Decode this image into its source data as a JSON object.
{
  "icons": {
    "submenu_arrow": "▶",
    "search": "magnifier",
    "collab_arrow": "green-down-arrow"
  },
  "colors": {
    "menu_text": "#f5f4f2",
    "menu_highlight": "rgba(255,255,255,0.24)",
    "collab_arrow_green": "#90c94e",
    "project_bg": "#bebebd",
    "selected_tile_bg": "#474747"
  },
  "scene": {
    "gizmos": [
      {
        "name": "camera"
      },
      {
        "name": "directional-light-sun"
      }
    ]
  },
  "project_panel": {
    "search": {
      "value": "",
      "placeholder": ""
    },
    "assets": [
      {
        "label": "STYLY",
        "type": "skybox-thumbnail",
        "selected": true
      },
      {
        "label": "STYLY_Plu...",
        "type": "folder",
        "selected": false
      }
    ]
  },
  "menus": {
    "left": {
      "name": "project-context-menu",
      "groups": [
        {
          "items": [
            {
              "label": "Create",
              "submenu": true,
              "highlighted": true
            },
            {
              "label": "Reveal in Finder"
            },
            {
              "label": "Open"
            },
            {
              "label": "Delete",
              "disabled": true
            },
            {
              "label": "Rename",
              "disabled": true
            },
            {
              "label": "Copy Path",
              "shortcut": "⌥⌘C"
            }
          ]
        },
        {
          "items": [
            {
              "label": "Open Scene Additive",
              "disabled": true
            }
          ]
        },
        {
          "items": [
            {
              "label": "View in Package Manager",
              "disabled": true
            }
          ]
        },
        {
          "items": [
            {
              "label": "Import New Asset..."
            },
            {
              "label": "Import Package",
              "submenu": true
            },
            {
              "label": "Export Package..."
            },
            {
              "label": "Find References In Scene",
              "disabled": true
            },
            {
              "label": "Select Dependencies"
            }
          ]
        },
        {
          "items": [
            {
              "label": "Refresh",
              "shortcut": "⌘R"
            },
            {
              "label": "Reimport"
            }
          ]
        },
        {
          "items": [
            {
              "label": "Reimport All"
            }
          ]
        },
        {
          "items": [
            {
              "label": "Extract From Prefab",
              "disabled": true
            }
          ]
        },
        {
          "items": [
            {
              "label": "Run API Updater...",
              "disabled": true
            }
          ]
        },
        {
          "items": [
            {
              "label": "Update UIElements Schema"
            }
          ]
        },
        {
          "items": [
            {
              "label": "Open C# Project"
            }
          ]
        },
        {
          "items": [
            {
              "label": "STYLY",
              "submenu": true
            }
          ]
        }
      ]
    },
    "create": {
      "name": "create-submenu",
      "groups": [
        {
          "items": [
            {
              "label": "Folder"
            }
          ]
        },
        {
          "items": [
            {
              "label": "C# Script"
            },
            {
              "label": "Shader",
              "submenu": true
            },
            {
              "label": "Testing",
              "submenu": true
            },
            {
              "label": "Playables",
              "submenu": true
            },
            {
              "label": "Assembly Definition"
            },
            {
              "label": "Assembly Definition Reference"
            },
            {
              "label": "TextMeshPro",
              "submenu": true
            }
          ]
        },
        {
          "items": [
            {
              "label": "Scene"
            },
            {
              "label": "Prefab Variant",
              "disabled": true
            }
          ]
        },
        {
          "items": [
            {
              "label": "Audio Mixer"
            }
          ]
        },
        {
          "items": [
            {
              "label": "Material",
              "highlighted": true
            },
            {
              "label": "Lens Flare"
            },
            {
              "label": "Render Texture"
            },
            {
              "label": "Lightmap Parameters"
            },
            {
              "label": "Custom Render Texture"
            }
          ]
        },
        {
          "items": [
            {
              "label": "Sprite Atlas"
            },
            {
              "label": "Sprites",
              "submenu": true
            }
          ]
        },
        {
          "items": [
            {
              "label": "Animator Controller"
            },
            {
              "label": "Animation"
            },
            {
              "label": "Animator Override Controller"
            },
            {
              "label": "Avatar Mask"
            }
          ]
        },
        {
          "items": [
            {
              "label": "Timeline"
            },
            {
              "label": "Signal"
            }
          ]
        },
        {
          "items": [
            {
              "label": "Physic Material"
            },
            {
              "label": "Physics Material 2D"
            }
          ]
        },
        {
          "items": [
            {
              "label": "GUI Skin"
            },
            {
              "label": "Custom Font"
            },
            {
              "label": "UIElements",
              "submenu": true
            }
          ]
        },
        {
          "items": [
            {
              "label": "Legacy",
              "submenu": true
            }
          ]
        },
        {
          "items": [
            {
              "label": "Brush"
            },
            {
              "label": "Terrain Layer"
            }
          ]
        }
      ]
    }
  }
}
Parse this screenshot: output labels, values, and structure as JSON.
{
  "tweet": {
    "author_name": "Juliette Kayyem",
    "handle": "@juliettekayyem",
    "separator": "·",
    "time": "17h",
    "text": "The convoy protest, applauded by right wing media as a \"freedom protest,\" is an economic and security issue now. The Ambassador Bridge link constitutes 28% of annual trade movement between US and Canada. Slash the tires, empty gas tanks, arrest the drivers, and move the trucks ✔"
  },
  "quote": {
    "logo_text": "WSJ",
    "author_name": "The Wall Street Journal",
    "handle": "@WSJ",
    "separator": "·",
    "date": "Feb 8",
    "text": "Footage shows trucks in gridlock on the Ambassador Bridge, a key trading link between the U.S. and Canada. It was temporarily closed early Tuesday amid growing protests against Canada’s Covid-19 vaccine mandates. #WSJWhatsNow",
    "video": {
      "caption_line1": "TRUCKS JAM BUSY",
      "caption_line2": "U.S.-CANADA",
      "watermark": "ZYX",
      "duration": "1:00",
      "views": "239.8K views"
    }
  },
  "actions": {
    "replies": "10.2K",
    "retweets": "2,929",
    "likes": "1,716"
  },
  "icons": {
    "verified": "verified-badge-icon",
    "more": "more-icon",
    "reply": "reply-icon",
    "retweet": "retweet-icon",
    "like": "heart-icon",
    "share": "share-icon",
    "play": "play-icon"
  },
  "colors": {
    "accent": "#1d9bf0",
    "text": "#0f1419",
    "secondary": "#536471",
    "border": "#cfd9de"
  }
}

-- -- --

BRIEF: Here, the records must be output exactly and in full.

FINAL ANSWER:
Decode this image into its source data as a JSON object.
{
  "icons": {
    "submenu_arrow": "▶",
    "search": "magnifier",
    "collab_arrow": "green-down-arrow"
  },
  "colors": {
    "menu_text": "#f5f4f2",
    "menu_highlight": "rgba(255,255,255,0.24)",
    "collab_arrow_green": "#90c94e",
    "project_bg": "#bebebd",
    "selected_tile_bg": "#474747"
  },
  "scene": {
    "gizmos": [
      {
        "name": "camera"
      },
      {
        "name": "directional-light-sun"
      }
    ]
  },
  "project_panel": {
    "search": {
      "value": "",
      "placeholder": ""
    },
    "assets": [
      {
        "label": "STYLY",
        "type": "skybox-thumbnail",
        "selected": true
      },
      {
        "label": "STYLY_Plu...",
        "type": "folder",
        "selected": false
      }
    ]
  },
  "menus": {
    "left": {
      "name": "project-context-menu",
      "groups": [
        {
          "items": [
            {
              "label": "Create",
              "submenu": true,
              "highlighted": true
            },
            {
              "label": "Reveal in Finder"
            },
            {
              "label": "Open"
            },
            {
              "label": "Delete",
              "disabled": true
            },
            {
              "label": "Rename",
              "disabled": true
            },
            {
              "label": "Copy Path",
              "shortcut": "⌥⌘C"
            }
          ]
        },
        {
          "items": [
            {
              "label": "Open Scene Additive",
              "disabled": true
            }
          ]
        },
        {
          "items": [
            {
              "label": "View in Package Manager",
              "disabled": true
            }
          ]
        },
        {
          "items": [
            {
              "label": "Import New Asset..."
            },
            {
              "label": "Import Package",
              "submenu": true
            },
            {
              "label": "Export Package..."
            },
            {
              "label": "Find References In Scene",
              "disabled": true
            },
            {
              "label": "Select Dependencies"
            }
          ]
        },
        {
          "items": [
            {
              "label": "Refresh",
              "shortcut": "⌘R"
            },
            {
              "label": "Reimport"
            }
          ]
        },
        {
          "items": [
            {
              "label": "Reimport All"
            }
          ]
        },
        {
          "items": [
            {
              "label": "Extract From Prefab",
              "disabled": true
            }
          ]
        },
        {
          "items": [
            {
              "label": "Run API Updater...",
              "disabled": true
            }
          ]
        },
        {
          "items": [
            {
              "label": "Update UIElements Schema"
            }
          ]
        },
        {
          "items": [
            {
              "label": "Open C# Project"
            }
          ]
        },
        {
          "items": [
            {
              "label": "STYLY",
              "submenu": true
            }
          ]
        }
      ]
    },
    "create": {
      "name": "create-submenu",
      "groups": [
        {
          "items": [
            {
              "label": "Folder"
            }
          ]
        },
        {
          "items": [
            {
              "label": "C# Script"
            },
            {
              "label": "Shader",
              "submenu": true
            },
            {
              "label": "Testing",
              "submenu": true
            },
            {
              "label": "Playables",
              "submenu": true
            },
            {
              "label": "Assembly Definition"
            },
            {
              "label": "Assembly Definition Reference"
            },
            {
              "label": "TextMeshPro",
              "submenu": true
            }
          ]
        },
        {
          "items": [
            {
              "label": "Scene"
            },
            {
              "label": "Prefab Variant",
              "disabled": true
            }
          ]
        },
        {
          "items": [
            {
              "label": "Audio Mixer"
            }
          ]
        },
        {
          "items": [
            {
              "label": "Material",
              "highlighted": true
            },
            {
              "label": "Lens Flare"
            },
            {
              "label": "Render Texture"
            },
            {
              "label": "Lightmap Parameters"
            },
            {
              "label": "Custom Render Texture"
            }
          ]
        },
        {
          "items": [
            {
              "label": "Sprite Atlas"
            },
            {
              "label": "Sprites",
              "submenu": true
            }
          ]
        },
        {
          "items": [
            {
              "label": "Animator Controller"
            },
            {
              "label": "Animation"
            },
            {
              "label": "Animator Override Controller"
            },
            {
              "label": "Avatar Mask"
            }
          ]
        },
        {
          "items": [
            {
              "label": "Timeline"
            },
            {
              "label": "Signal"
            }
          ]
        },
        {
          "items": [
            {
              "label": "Physic Material"
            },
            {
              "label": "Physics Material 2D"
            }
          ]
        },
        {
          "items": [
            {
              "label": "GUI Skin"
            },
            {
              "label": "Custom Font"
            },
            {
              "label": "UIElements",
              "submenu": true
            }
          ]
        },
        {
          "items": [
            {
              "label": "Legacy",
              "submenu": true
            }
          ]
        },
        {
          "items": [
            {
              "label": "Brush"
            },
            {
              "label": "Terrain Layer"
            }
          ]
        }
      ]
    }
  }
}
Parse this screenshot: output labels, values, and structure as JSON.
{
  "tweet": {
    "author_name": "Juliette Kayyem",
    "handle": "@juliettekayyem",
    "separator": "·",
    "time": "17h",
    "text": "The convoy protest, applauded by right wing media as a \"freedom protest,\" is an economic and security issue now. The Ambassador Bridge link constitutes 28% of annual trade movement between US and Canada. Slash the tires, empty gas tanks, arrest the drivers, and move the trucks ✔"
  },
  "quote": {
    "logo_text": "WSJ",
    "author_name": "The Wall Street Journal",
    "handle": "@WSJ",
    "separator": "·",
    "date": "Feb 8",
    "text": "Footage shows trucks in gridlock on the Ambassador Bridge, a key trading link between the U.S. and Canada. It was temporarily closed early Tuesday amid growing protests against Canada’s Covid-19 vaccine mandates. #WSJWhatsNow",
    "video": {
      "caption_line1": "TRUCKS JAM BUSY",
      "caption_line2": "U.S.-CANADA",
      "watermark": "ZYX",
      "duration": "1:00",
      "views": "239.8K views"
    }
  },
  "actions": {
    "replies": "10.2K",
    "retweets": "2,929",
    "likes": "1,716"
  },
  "icons": {
    "verified": "verified-badge-icon",
    "more": "more-icon",
    "reply": "reply-icon",
    "retweet": "retweet-icon",
    "like": "heart-icon",
    "share": "share-icon",
    "play": "play-icon"
  },
  "colors": {
    "accent": "#1d9bf0",
    "text": "#0f1419",
    "secondary": "#536471",
    "border": "#cfd9de"
  }
}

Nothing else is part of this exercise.